In Carl Jung's psychology, what he calls metanoia indicates a spontaneous attempt of the psyche to heal itself of unbearable conflict by melting down and then being reborn in a more adaptive form. This is the very issue that Jesus addresses in this small parable. Of the Christian calling to adapt to the ways of God’s love, to be open to the possibility of adaptation and change. The two brothers both reveal different parts of our nature – the one active and responsive and the other sluggish, and careless. Jesus awakens us to the possibility of contemplative communion with God for the transformation of our minds and hearts.
Today, there is more need than ever for us to live life which contains a contemplative element, so that life does not blow us apart. It is necessary for us to find our own still centre. ‘ In every human heart there is a God-shaped space’ said Cardinal Hume. There are many groups set up in London to help you to embrace that process.

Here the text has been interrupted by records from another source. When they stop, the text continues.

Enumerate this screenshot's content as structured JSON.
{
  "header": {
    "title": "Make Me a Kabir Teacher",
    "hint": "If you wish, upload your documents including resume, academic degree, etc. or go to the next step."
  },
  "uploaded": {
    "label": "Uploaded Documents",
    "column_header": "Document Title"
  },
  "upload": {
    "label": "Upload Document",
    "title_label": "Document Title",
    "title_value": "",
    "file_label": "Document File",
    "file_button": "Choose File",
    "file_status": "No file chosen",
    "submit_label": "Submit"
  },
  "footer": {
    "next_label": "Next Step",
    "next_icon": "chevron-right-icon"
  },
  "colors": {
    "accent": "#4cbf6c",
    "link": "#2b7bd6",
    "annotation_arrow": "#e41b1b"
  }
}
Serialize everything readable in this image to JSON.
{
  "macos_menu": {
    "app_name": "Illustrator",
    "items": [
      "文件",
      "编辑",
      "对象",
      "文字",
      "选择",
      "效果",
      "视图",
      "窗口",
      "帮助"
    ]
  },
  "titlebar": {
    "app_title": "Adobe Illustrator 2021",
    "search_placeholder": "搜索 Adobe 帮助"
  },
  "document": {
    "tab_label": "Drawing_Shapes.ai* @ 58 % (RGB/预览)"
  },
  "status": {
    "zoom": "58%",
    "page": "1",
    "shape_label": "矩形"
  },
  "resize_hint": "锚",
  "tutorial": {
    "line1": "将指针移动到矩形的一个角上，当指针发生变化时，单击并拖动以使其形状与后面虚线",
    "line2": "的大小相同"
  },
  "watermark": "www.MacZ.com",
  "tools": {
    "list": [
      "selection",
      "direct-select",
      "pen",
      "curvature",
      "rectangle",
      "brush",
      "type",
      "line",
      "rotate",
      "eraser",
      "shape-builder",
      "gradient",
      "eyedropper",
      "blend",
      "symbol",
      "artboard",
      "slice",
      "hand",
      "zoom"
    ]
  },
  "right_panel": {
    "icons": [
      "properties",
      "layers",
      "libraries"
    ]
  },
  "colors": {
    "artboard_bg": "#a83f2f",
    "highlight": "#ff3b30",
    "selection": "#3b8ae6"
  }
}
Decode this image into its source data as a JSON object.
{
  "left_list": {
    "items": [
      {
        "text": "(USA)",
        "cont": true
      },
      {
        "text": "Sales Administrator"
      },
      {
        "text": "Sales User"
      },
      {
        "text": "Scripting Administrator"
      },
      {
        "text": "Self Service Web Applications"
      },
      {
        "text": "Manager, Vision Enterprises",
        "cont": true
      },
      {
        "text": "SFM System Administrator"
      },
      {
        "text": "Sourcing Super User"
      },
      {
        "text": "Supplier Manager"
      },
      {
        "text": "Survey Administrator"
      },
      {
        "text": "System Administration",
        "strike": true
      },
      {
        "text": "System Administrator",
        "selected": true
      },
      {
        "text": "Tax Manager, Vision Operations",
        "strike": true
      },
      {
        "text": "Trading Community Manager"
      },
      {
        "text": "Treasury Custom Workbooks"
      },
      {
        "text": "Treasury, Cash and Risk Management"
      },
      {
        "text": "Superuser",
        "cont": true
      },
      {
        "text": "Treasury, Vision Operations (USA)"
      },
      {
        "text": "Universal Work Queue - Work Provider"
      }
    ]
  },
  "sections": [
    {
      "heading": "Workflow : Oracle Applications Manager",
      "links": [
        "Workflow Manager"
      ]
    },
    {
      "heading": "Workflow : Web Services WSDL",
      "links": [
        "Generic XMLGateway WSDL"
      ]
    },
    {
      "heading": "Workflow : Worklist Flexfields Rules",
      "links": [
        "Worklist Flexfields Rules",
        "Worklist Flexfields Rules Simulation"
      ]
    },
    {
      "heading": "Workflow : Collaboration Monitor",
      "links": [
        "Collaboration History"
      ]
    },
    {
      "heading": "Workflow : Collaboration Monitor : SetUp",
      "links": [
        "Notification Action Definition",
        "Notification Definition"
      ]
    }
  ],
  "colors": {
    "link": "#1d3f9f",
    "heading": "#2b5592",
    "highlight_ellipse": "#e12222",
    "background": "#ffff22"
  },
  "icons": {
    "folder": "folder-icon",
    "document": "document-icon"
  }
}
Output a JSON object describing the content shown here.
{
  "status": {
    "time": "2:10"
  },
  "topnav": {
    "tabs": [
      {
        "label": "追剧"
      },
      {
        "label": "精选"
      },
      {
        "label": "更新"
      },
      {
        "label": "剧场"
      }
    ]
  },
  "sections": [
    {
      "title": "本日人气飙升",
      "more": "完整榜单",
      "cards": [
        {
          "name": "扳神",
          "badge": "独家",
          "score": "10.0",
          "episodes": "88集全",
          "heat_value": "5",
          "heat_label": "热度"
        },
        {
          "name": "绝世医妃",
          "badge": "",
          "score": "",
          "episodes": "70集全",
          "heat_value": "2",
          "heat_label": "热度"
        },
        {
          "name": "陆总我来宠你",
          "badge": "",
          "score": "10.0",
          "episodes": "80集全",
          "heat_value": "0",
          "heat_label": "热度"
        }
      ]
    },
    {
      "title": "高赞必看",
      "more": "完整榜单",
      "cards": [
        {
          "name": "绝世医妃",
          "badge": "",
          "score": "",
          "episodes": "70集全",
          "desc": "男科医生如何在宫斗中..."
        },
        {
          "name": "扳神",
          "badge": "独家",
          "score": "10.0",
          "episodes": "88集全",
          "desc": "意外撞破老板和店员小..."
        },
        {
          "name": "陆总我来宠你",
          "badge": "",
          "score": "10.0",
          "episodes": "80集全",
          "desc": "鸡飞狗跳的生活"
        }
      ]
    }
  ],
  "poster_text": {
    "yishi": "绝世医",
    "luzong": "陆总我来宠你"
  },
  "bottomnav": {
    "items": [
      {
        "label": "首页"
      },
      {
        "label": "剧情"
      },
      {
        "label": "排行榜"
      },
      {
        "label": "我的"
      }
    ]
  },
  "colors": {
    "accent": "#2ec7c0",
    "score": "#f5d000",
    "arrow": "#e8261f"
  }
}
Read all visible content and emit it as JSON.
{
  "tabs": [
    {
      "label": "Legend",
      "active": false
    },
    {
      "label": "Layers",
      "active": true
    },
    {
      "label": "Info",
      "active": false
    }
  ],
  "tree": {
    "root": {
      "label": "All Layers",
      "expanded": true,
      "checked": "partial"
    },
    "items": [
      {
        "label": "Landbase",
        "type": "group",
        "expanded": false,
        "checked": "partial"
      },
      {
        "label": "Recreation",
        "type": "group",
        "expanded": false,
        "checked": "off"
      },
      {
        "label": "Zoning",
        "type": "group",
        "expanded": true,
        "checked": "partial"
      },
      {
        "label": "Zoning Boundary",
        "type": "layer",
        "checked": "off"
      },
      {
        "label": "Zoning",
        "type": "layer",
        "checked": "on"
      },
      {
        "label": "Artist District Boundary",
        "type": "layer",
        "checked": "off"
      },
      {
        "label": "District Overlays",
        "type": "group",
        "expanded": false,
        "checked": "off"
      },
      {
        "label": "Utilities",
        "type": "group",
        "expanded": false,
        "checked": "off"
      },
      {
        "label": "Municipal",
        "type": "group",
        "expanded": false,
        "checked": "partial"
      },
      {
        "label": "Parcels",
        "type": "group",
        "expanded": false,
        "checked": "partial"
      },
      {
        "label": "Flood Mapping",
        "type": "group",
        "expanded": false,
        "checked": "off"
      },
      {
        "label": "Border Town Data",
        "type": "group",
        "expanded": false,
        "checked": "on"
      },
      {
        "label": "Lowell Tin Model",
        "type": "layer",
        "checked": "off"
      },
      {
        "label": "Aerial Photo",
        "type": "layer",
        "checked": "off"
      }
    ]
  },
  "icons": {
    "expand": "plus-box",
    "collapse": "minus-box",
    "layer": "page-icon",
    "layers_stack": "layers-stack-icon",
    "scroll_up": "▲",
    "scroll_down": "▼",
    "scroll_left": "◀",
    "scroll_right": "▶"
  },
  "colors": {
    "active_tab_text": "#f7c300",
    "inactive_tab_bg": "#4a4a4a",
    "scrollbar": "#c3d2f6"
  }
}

And I am most willing to put anyone interested into the way of these life-saving, contemplative, prayerful groups, which engage more closely with the Word of God and strive to be more responsive to what God may be saying in their lives.
In this respect we either grow, we respond to God’s grace going before us in the ordinary and the everyday, or not bother at all, in which case, as for the refusal of love, a vital part of us actually dies…